Exercise requirements:
For each line below that holds "Library", return the line as it stands.

Data extract:

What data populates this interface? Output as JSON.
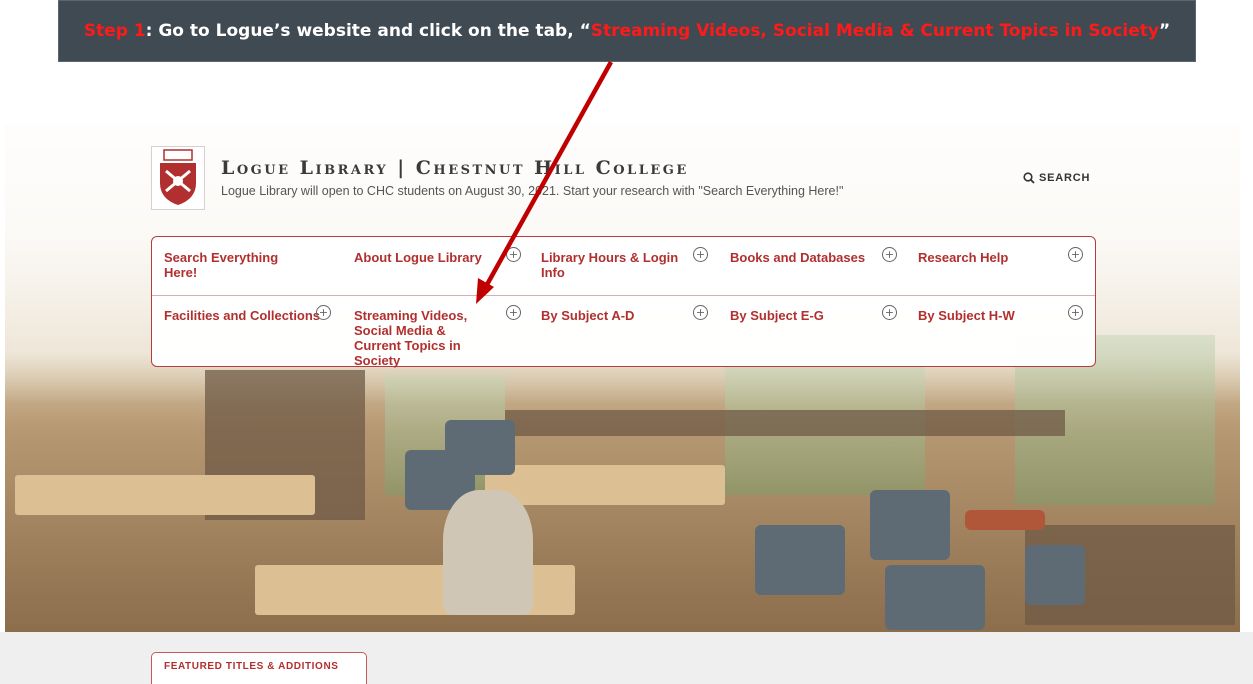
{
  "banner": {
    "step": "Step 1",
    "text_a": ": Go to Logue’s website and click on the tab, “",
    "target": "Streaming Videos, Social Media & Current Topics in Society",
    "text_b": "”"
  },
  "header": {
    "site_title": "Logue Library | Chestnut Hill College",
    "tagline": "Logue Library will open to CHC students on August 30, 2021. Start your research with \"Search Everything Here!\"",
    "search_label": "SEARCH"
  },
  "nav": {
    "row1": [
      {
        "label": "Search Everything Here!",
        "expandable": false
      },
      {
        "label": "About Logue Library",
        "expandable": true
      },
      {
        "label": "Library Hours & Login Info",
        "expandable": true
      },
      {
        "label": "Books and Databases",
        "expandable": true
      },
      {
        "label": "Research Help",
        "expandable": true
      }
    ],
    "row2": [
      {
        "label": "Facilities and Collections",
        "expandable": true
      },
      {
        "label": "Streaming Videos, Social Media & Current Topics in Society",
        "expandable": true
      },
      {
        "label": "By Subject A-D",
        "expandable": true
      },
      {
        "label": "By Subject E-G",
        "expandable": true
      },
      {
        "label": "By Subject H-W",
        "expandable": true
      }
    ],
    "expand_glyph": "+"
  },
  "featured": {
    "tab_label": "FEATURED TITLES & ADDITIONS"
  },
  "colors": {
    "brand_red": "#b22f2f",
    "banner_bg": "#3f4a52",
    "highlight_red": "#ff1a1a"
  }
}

Response box:
    "site_title": "Logue Library | Chestnut Hill College",
    "tagline": "Logue Library will open to CHC students on August 30, 2021. Start your research with \"Search Everything Here!\"",
        "label": "About Logue Library",
        "label": "Library Hours & Login Info",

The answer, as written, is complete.